A whirlwind finish to the week saw two institutions announce plans to discontinue their men’s lacrosse programs. The end of the 2023-2024 school year will be the last season for Lindenwood and St. Rose. The College of St. Rose announced on Thursday that they would be closing at the end of the school year. This brings their time as a DII program to an end. While the announcement was shocking to many, it is part of a growing trend in higher education where colleges and universities have been closing at an alarming rate.

The loss of St. Rose deals a blow to the NE-10 conference. The conference has seen LeMoyne and Merrimack leave in recent years to move up to Division I. The announcement came out of the blue to many. The program recently signed a significant 2024 recruiting class during the November signing period. “It is with a heavy heart that the Board decided to close the college at the end of this academic year,” Board Chair Jeffrey D. Stone said.  The Board determined that the College does not have the financial resources to operate for the full 2024-2025 academic year and therefore cannot remain a standalone institution.”
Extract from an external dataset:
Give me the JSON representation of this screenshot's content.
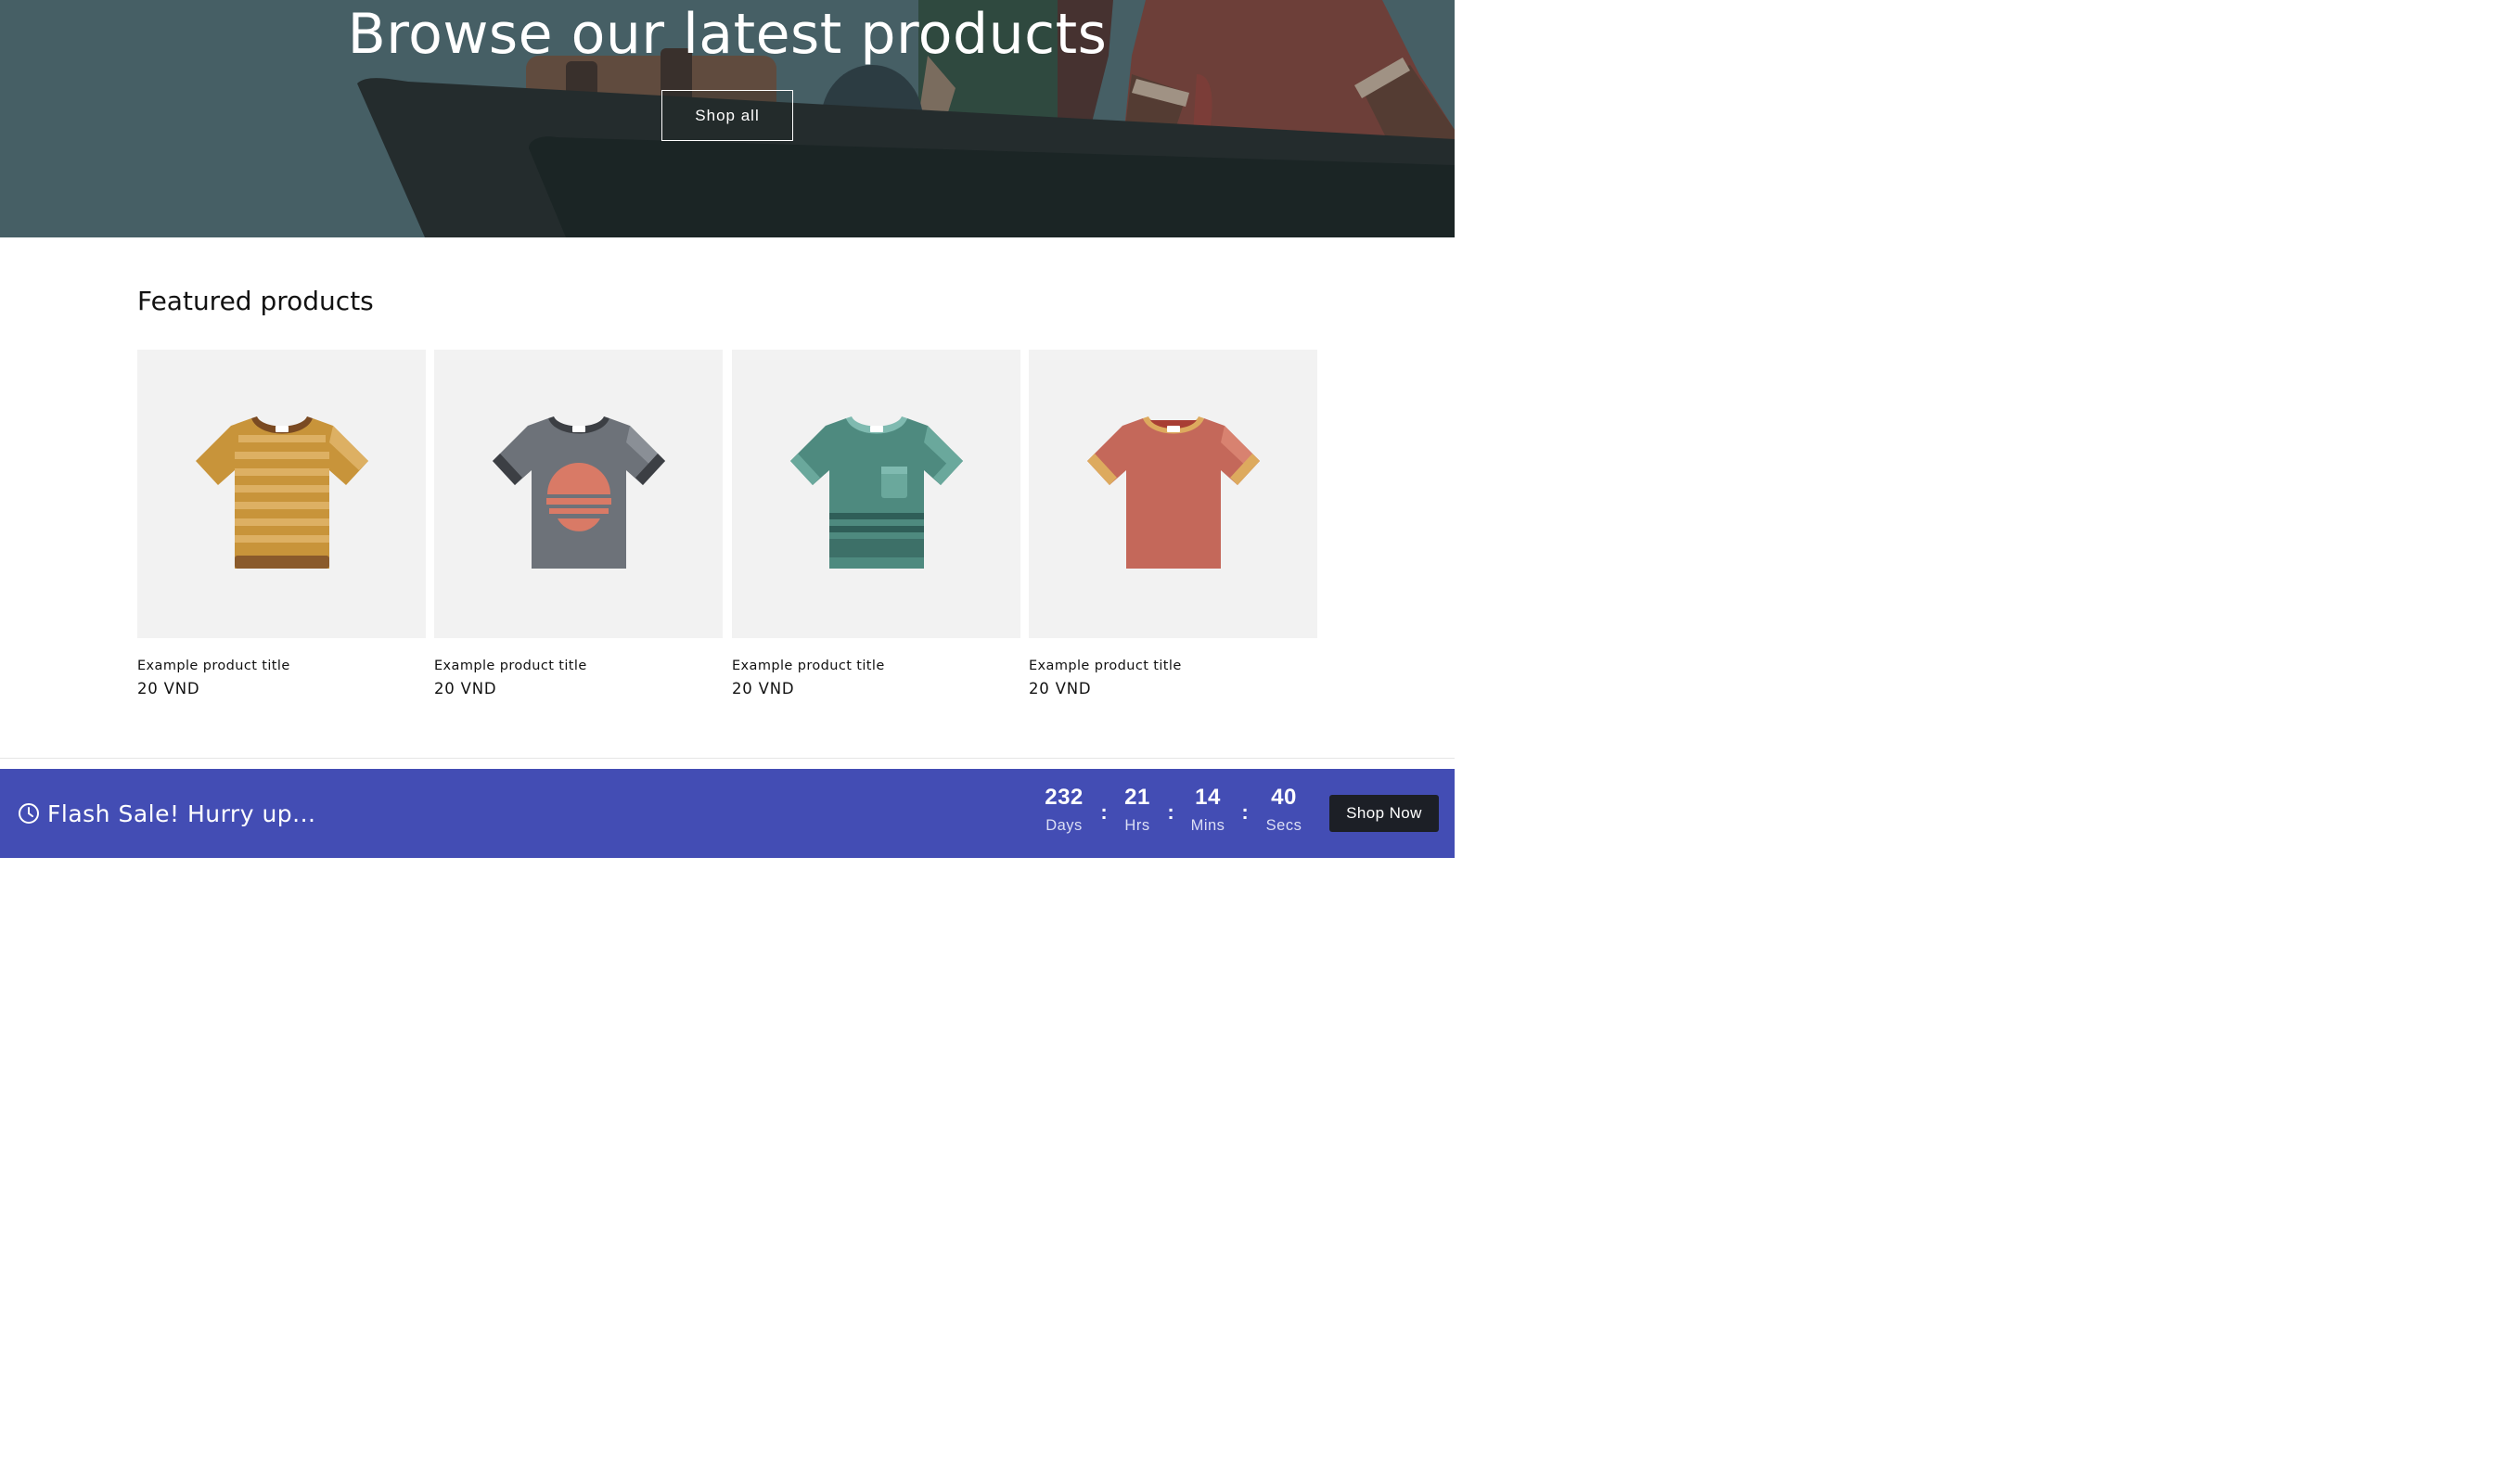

St. Rose to Close

Like many small, private higher-education institutions in the Northeast, the College has struggled to manage operating expenses in the face of declining enrollment caused by both a shrinking pool of high school graduates and the prolonged negative impact of COVID-19, said Stone.

“We are devastated that despite all our efforts we were unable to avoid closure,” Stone said. “Our goal now is to ease the transition for our students, faculty, and staff.”
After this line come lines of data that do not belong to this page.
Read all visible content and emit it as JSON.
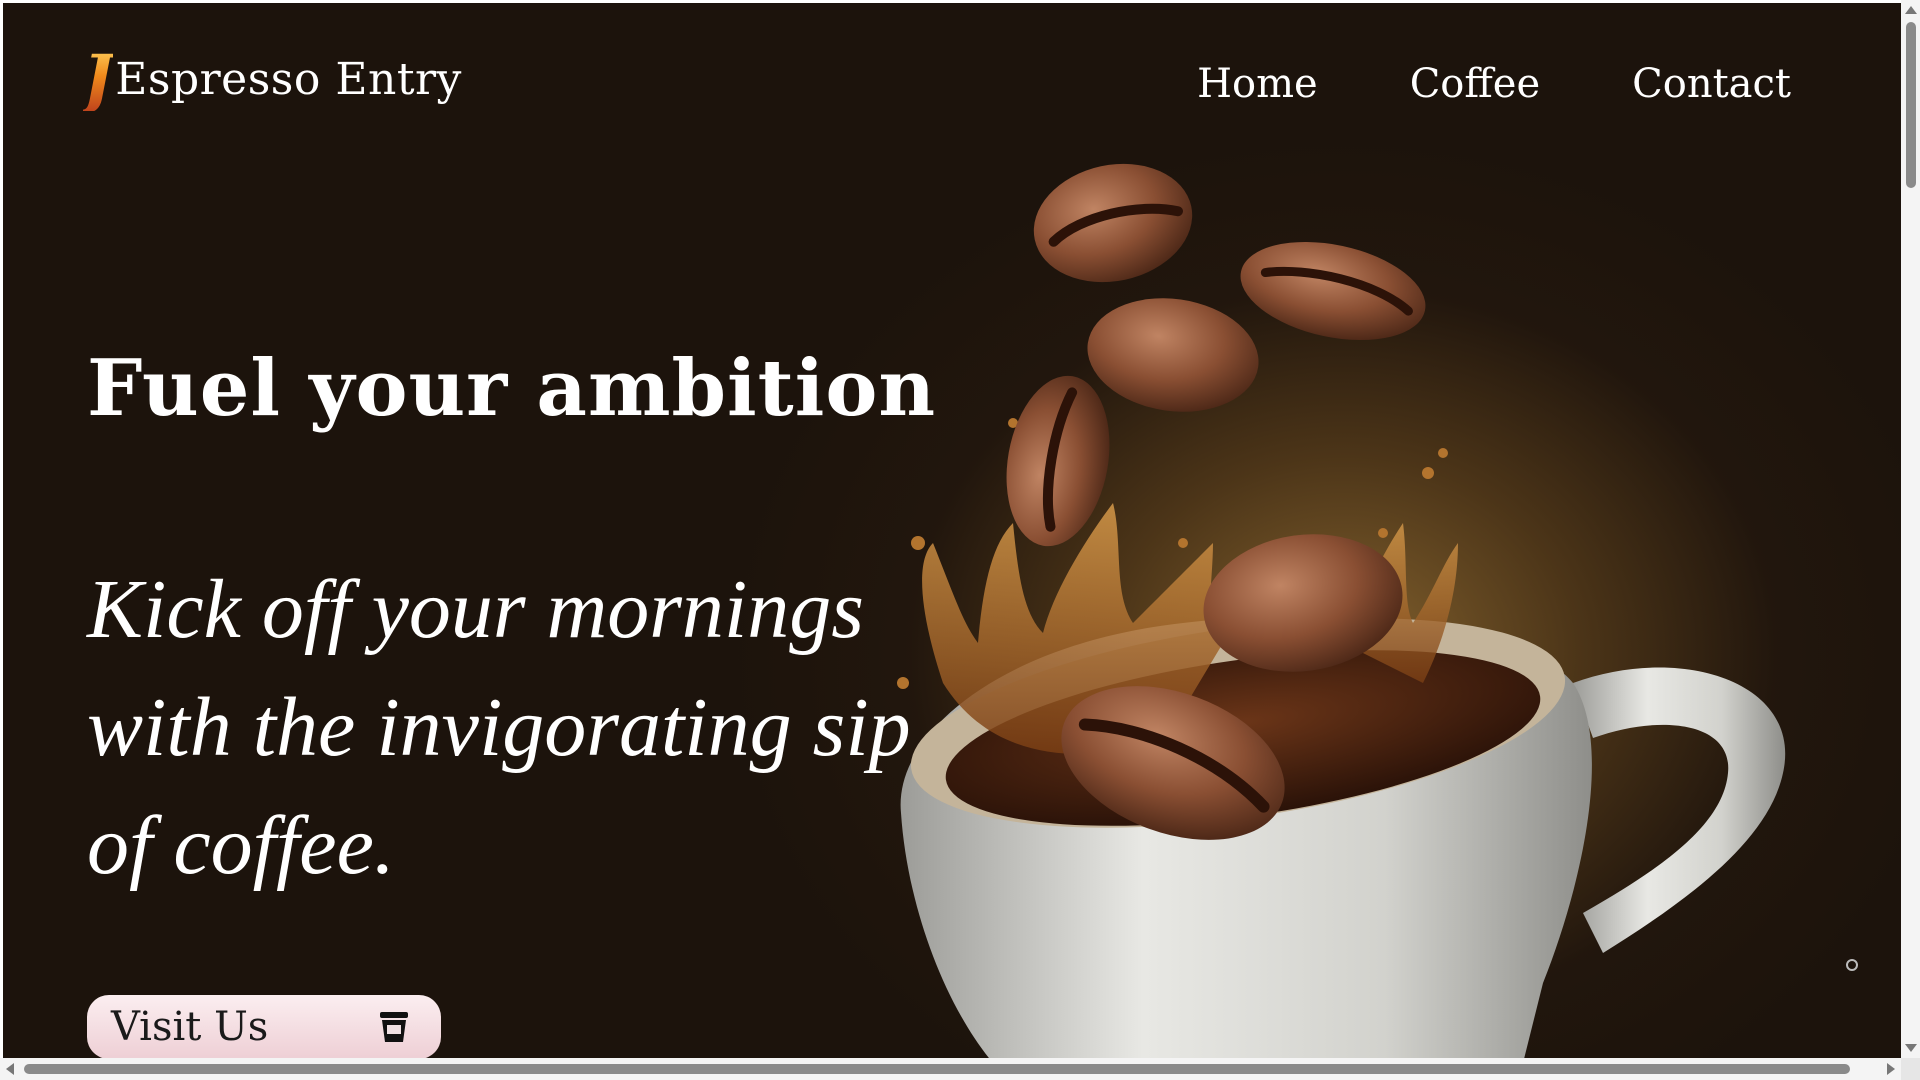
{
  "brand": {
    "mark": "J",
    "name": "Espresso Entry"
  },
  "nav": {
    "items": [
      "Home",
      "Coffee",
      "Contact"
    ]
  },
  "hero": {
    "headline": "Fuel your ambition",
    "tagline": "Kick off your mornings with the invigorating sip of coffee.",
    "cta_label": "Visit Us",
    "cta_icon": "coffee-cup-icon"
  },
  "artwork": "coffee-cup-with-flying-beans",
  "colors": {
    "background": "#1c130c",
    "text": "#ffffff",
    "cta_background": "#f3dde1",
    "brand_accent": "#f08a1c"
  }
}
On Friday Lindenwood University announced that Men’s Lacrosse would be among ten sports no longer be offered after the 2024 season. The announcement sent shockwaves through the lacrosse community as Lindenwood just completed their first season as a Division I program after a highly successful run at the Division II level. The timing is puzzling especially after the administration initially said it had no intention of cutting any sports.
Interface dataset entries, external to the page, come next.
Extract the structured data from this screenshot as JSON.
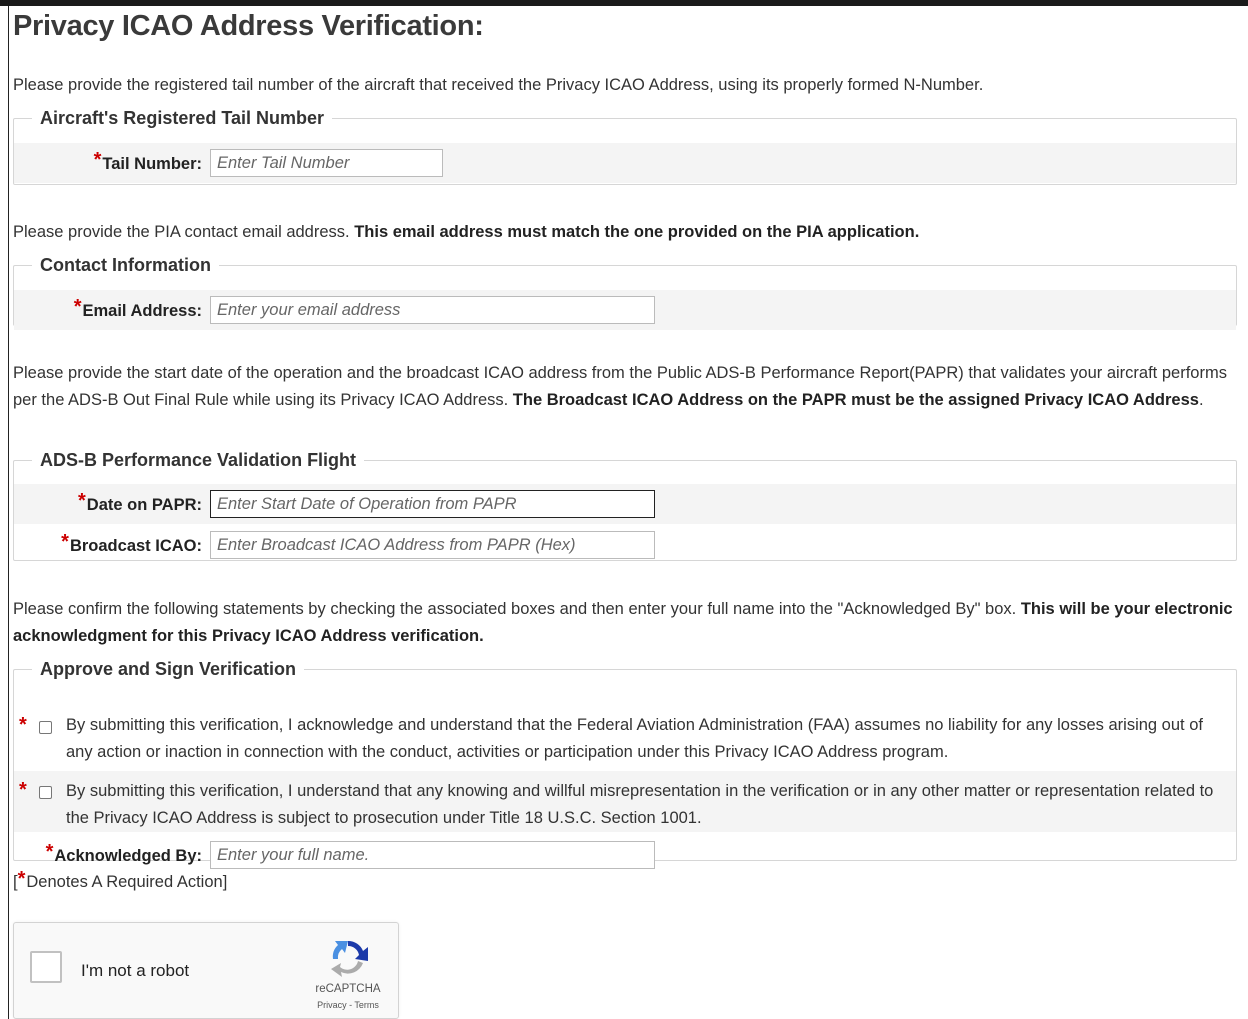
{
  "page": {
    "title": "Privacy ICAO Address Verification:"
  },
  "tail": {
    "intro": "Please provide the registered tail number of the aircraft that received the Privacy ICAO Address, using its properly formed N-Number.",
    "legend": "Aircraft's Registered Tail Number",
    "field_label": "Tail Number:",
    "placeholder": "Enter Tail Number"
  },
  "contact": {
    "intro": "Please provide the PIA contact email address.",
    "intro_bold": "This email address must match the one provided on the PIA application.",
    "legend": "Contact Information",
    "field_label": "Email Address:",
    "placeholder": "Enter your email address"
  },
  "adsb": {
    "intro": "Please provide the start date of the operation and the broadcast ICAO address from the Public ADS-B Performance Report(PAPR) that validates your aircraft performs per the ADS-B Out Final Rule while using its Privacy ICAO Address.",
    "intro_bold": "The Broadcast ICAO Address on the PAPR must be the assigned Privacy ICAO Address",
    "intro_end": ".",
    "legend": "ADS-B Performance Validation Flight",
    "date_label": "Date on PAPR:",
    "date_placeholder": "Enter Start Date of Operation from PAPR",
    "icao_label": "Broadcast ICAO:",
    "icao_placeholder": "Enter Broadcast ICAO Address from PAPR (Hex)"
  },
  "approve": {
    "intro": "Please confirm the following statements by checking the associated boxes and then enter your full name into the \"Acknowledged By\" box.",
    "intro_bold": "This will be your electronic acknowledgment for this Privacy ICAO Address verification.",
    "legend": "Approve and Sign Verification",
    "statement1": "By submitting this verification, I acknowledge and understand that the Federal Aviation Administration (FAA) assumes no liability for any losses arising out of any action or inaction in connection with the conduct, activities or participation under this Privacy ICAO Address program.",
    "statement2": "By submitting this verification, I understand that any knowing and willful misrepresentation in the verification or in any other matter or representation related to the Privacy ICAO Address is subject to prosecution under Title 18 U.S.C. Section 1001.",
    "ack_label": "Acknowledged By:",
    "ack_placeholder": "Enter your full name."
  },
  "required": {
    "star": "*",
    "open": "[",
    "note": "Denotes A Required Action]"
  },
  "recaptcha": {
    "label": "I'm not a robot",
    "brand": "reCAPTCHA",
    "links": "Privacy - Terms",
    "icon": "recaptcha-logo-icon"
  },
  "colors": {
    "required": "#cc0000",
    "fieldset_bg": "#f4f4f4"
  }
}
Lindenwood to Drop

“Today, and for the near future, it will be challenging as the decision to better align our athletics department with our peers also results in many of our student-athletes learning that they will no longer be able to compete in the sport they love while at Lindenwood,” said Vice President for Intercollegiate Athletics Jason Coomer. “As an Athletics Director, this is not a decision you ever want to have to make. Unfortunately, it is critical for the long-term sustainability of the department. I understand there will be considerable hurt felt by the ten teams impacted as well as by our staff and coaches.”

While many are searching for answers, the ones this effect most are the current players, coaches, and alumni. Many feel this was a decision made to prioritize other sports such as football, basketball, and Ice Hockey. From an all sports standpoint Lindenwood is in the OVC. With the lacrosse program being in the ASUN may have something to do with the decision.

On paper this decision doesn’t make a lot of sense. Lacrosse often has a larger roster that brings in more tuition dollars as opposed to how much it gives out from a scholarship standpoint. Lindenwood as an institution is tuition dependent so to see them cut ten sports is very puzzling. If the plan was to do this the entire time, why even transition to Division I?

Lindenwood has been a staple in the greater St. Louis lacrosse community for years. This announcement is a huge blow to the game in so many ways. One must think that their success helped schools like Rockhurst and Maryville decide to add lacrosse.

With the Transfer Portal opening up December 1st and the IMLCA convention in a week, it will be a mad dash for athletes from both schools to try and find homes mid-year if they choose to leave at break.